in fact, her love was the hand at our back pushing us forward.

reverendmother said...

I just realized this post was from a week ago, and the discussion had moved on, but I'd already written this rant! :-) So here goes:

I've read her essays, her blog, and discussed her at length with friends. I haven't seen the Oprah yet, although my guess is that there were two and only two kinds of mothers represented: Waldman, who has written that she would throw one of her children in front of a bullet to save her husband, and the other mommies, who watch Wheel of Fortune during sex.

Woe to those of us who reflect a shade of grey.

Look, my life does not revolve around my child. I work outside the home, and I am convinced it makes me a better parent to do so. I also think a strong marriage is one of the greatest gifts you can give to a child. My husband and I go on dates, we go away for weekends together, and have frequently, and our kid's only 2.

Nonetheless I find Waldman utterly batty. First of all, to talk of loving one person MORE than another person smacks of middle school--"she's my bestest friend, but she's my second best friend, and she *used* to be my fourth best friend, but now she's my third best." They are different kinds of love, and it is daft to quantify love in that way.

Second, yes I chose my husband, but I also chose to be responsible for a life that depends on me. Different needs take precedence at different times. It's a false dichotomy, and a gross oversimplification, to say that either the spouse takes precedence OR the child. Guess what? Sometimes they both have to take a number and it's *my* needs that come first.

There's more to be said, but suffice to say she gets on my last nerve.

ding said...

but we do love people more than others.

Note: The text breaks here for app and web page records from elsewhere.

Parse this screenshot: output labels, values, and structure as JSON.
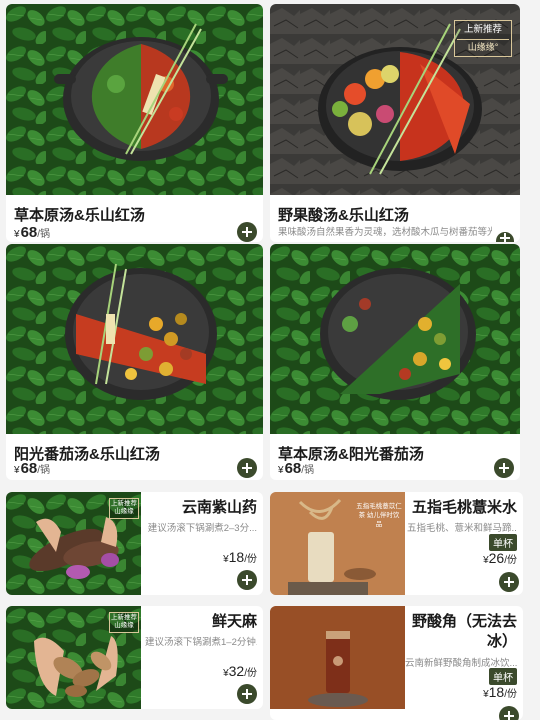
{
  "colors": {
    "accent": "#3b4a2c",
    "leaf": "#2c6b2a",
    "leaf_dark": "#1b4416"
  },
  "pot_cards": [
    {
      "title": "草本原汤&乐山红汤",
      "desc": "",
      "price": "68",
      "yen": "¥",
      "unit": "/锅",
      "add_icon": "plus-circle-icon"
    },
    {
      "title": "野果酸汤&乐山红汤",
      "desc": "果味酸汤自然果香为灵魂，选材酸木瓜与树番茄等光照充足的",
      "price": "",
      "yen": "",
      "unit": "",
      "add_icon": "plus-circle-icon",
      "badge": {
        "line1": "上新推荐",
        "logo": "山缘缘°"
      }
    },
    {
      "title": "阳光番茄汤&乐山红汤",
      "desc": "",
      "price": "68",
      "yen": "¥",
      "unit": "/锅",
      "add_icon": "plus-circle-icon"
    },
    {
      "title": "草本原汤&阳光番茄汤",
      "desc": "",
      "price": "68",
      "yen": "¥",
      "unit": "/锅",
      "add_icon": "plus-circle-icon"
    }
  ],
  "side_cards": [
    {
      "title": "云南紫山药",
      "desc": "建议汤滚下锅涮煮2–3分...",
      "price": "18",
      "yen": "¥",
      "unit": "/份",
      "badge": "上新推荐",
      "badge_logo": "山缘缘"
    },
    {
      "title": "五指毛桃薏米水",
      "desc": "五指毛桃、薏米和鲜马蹄...",
      "price": "26",
      "yen": "¥",
      "unit": "/份",
      "tag": "单杯",
      "poster": "五指毛桃薏苡仁茶 幼儿伴时饮品",
      "poster_line2": ""
    },
    {
      "title": "鲜天麻",
      "desc": "建议汤滚下锅涮煮1–2分钟...",
      "price": "32",
      "yen": "¥",
      "unit": "/份",
      "badge": "上新推荐",
      "badge_logo": "山缘缘"
    },
    {
      "title_line1": "野酸角（无法去",
      "title_line2": "冰）",
      "desc": "云南新鲜野酸角制成冰饮...",
      "price": "18",
      "yen": "¥",
      "unit": "/份",
      "tag": "单杯"
    }
  ]
}
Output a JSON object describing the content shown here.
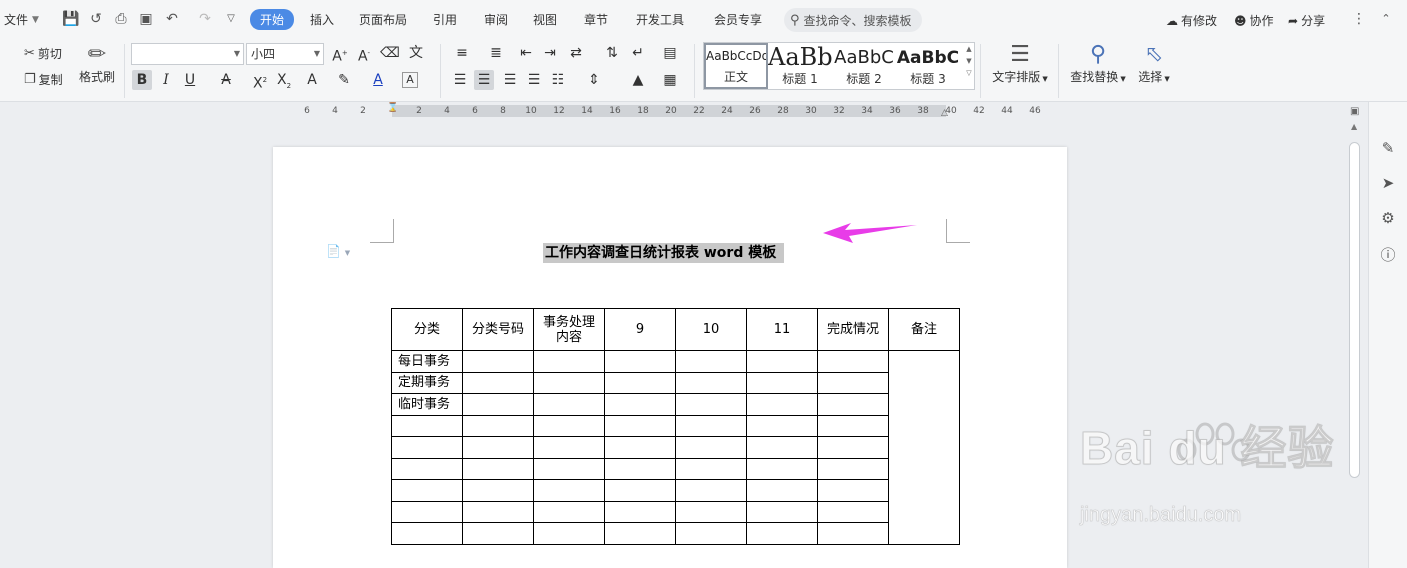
{
  "menubar": {
    "file_label": "文件",
    "tabs": [
      "开始",
      "插入",
      "页面布局",
      "引用",
      "审阅",
      "视图",
      "章节",
      "开发工具",
      "会员专享"
    ],
    "active_tab": "开始",
    "search_placeholder": "查找命令、搜索模板",
    "right_actions": [
      "有修改",
      "协作",
      "分享"
    ]
  },
  "ribbon": {
    "cut_label": "剪切",
    "copy_label": "复制",
    "format_painter_label": "格式刷",
    "font_name_value": "",
    "font_size_value": "小四",
    "styles": [
      {
        "sample": "AaBbCcDd",
        "label": "正文"
      },
      {
        "sample": "AaBb",
        "label": "标题 1"
      },
      {
        "sample": "AaBbC",
        "label": "标题 2"
      },
      {
        "sample": "AaBbC",
        "label": "标题 3"
      }
    ],
    "text_layout_label": "文字排版",
    "find_replace_label": "查找替换",
    "select_label": "选择"
  },
  "ruler": {
    "ticks": [
      "6",
      "4",
      "2",
      "2",
      "4",
      "6",
      "8",
      "10",
      "12",
      "14",
      "16",
      "18",
      "20",
      "22",
      "24",
      "26",
      "28",
      "30",
      "32",
      "34",
      "36",
      "38",
      "40",
      "42",
      "44",
      "46"
    ]
  },
  "document": {
    "title": "工作内容调查日统计报表 word 模板",
    "table": {
      "header": [
        "分类",
        "分类号码",
        "事务处理内容",
        "9",
        "10",
        "11",
        "完成情况",
        "备注"
      ],
      "row_labels": [
        "每日事务",
        "定期事务",
        "临时事务",
        "",
        "",
        "",
        "",
        "",
        ""
      ]
    }
  },
  "watermark": {
    "brand": "Bai du 经验",
    "domain": "jingyan.baidu.com"
  },
  "colors": {
    "accent": "#4b8ae5",
    "arrow": "#e83ce8",
    "selection": "#c8c8c8"
  }
}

tonight, i discovered that i love my irreverent, sometimes sacriligious church friends more than the average christian joe. sitting at the fondue table with other people from my congregation, i discovered that i, deacon to be ordained on sunday morning, did not love the guy sitting across the table from me.

to be exact, i loved him less than the two women sitting next to him who agreed with me.

we make these arbitrary categories all the time and they shift constantly, for different reasons.

but i totally agree - the oprah episode was horribly uneven. it ariel gore had been on there it would have been fabulous.

Songbird said...

Coming in even later than reverendmother, the thing I find worrying about Ayelet Waldman is not that she thinks the marriage relationship deserves priority but that she is obsessed with her husband. And that is not a healthy model for her kids. As people of faith, we know that the Source of Love is there for us even when, especially when, we lose the people who mean the most to us. She backtracks in the Times piece and says, yes, she would have to find a way to go on living for the sake of her children even if she lost her husband. But all of this is a manifestation of her own admittedly fragile mental health. I don't mean that as an insult, but as an observation, and a concerned one at that.

Songbird said...

P.S. I hope you won't mind that the story about your mom and dad has walked its way into my sermon this morning. It just wouldn't stay out!

ding said...

...and, not to make generalizations about my home state, but being in california probably doesn't help her with the whole stability thing. (heh)

and i'm glad my parents' story could make its way into a sermon. that's a first!